Contributions of HERG K+ current to repolarization of the human ventricular action potential

Prog Biophys Mol Biol. 2008 Jan-Apr;96(1-3):357-76. doi: 10.1016/j.pbiomolbio.2007.07.011. Epub 2007 Aug 9.


Action potential repolarization in the mammalian heart is governed by interactions of a number of time- and voltage-dependent channel-mediated currents, as well as contributions from the Na+/Ca2+ exchanger and the Na+/K+ pump. Recent work has shown that one of the K+ currents (HERG) which contributes to repolarization in mammalian ventricle is a locus at which a number of point mutations can have significant functional consequences. In addition, the remarkable sensitivity of this K+ channel isoform to inhibition by a variety of pharmacological agents and clinical drugs has resulted in HERG being a major focus for Safety Pharmacology requirements. For these reasons we and others have attempted to define the functional role for HERG-mediated K+ currents in repolarization of the action potential in the human ventricle. Here, we describe and evaluate changes in the formulations for two K+ currents, IK1 and HERG (or IK,r), within the framework of ten Tusscher model of the human ventricular action potential. In this computational study, new mathematical formulations for the two nonlinear K+ conductances, IK1 and HERG, have been developed based upon experimental data obtained from electrophysiological studies of excised human ventricular tissue and/or myocytes. The resulting mathematical model provides much improved simulations of the relative sizes and time courses of the K+ currents which modulate repolarization. Our new formulation represents an important first step in defining the mechanism(s) of repolarization of the membrane action potential in the human ventricle.

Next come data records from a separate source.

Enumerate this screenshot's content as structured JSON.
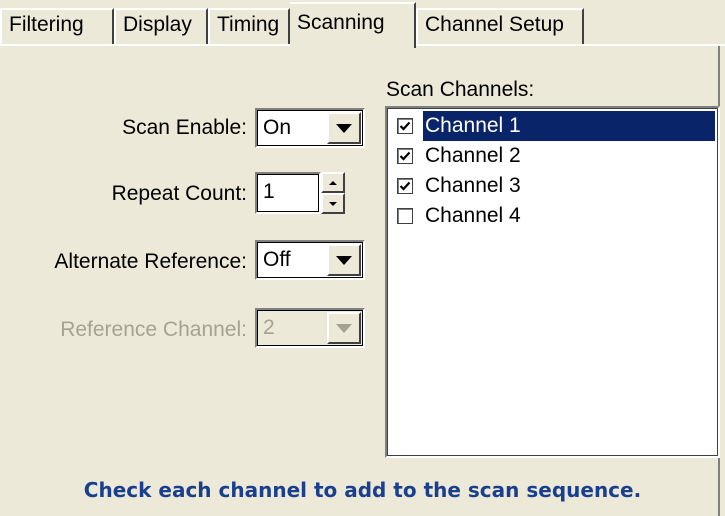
{
  "tabs": [
    {
      "label": "Filtering"
    },
    {
      "label": "Display"
    },
    {
      "label": "Timing"
    },
    {
      "label": "Scanning",
      "active": true
    },
    {
      "label": "Channel Setup"
    }
  ],
  "scanning": {
    "scan_enable": {
      "label": "Scan Enable:",
      "value": "On"
    },
    "repeat_count": {
      "label": "Repeat Count:",
      "value": "1"
    },
    "alternate_reference": {
      "label": "Alternate Reference:",
      "value": "Off"
    },
    "reference_channel": {
      "label": "Reference Channel:",
      "value": "2",
      "disabled": true
    }
  },
  "scan_channels": {
    "heading": "Scan Channels:",
    "items": [
      {
        "label": "Channel 1",
        "checked": true,
        "selected": true
      },
      {
        "label": "Channel 2",
        "checked": true,
        "selected": false
      },
      {
        "label": "Channel 3",
        "checked": true,
        "selected": false
      },
      {
        "label": "Channel 4",
        "checked": false,
        "selected": false
      }
    ]
  },
  "hint": "Check each channel to add to the scan sequence.",
  "colors": {
    "panel_bg": "#ece9d8",
    "selection": "#0a246a",
    "hint_text": "#1a3f8f",
    "disabled_text": "#a5a294"
  }
}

Our overall goal is to understand the genesis of the T-wave of the human electrocardiogram.

Publication types

  • Research Support, Non-U.S. Gov't
  • Review

MeSH terms

  • Action Potentials / physiology*
  • Animals
  • ERG1 Potassium Channel
  • Ether-A-Go-Go Potassium Channels / physiology*
  • Humans
  • Potassium / metabolism*
  • Ventricular Function*


  • ERG1 Potassium Channel
  • Ether-A-Go-Go Potassium Channels
  • KCNH2 protein, human
  • Potassium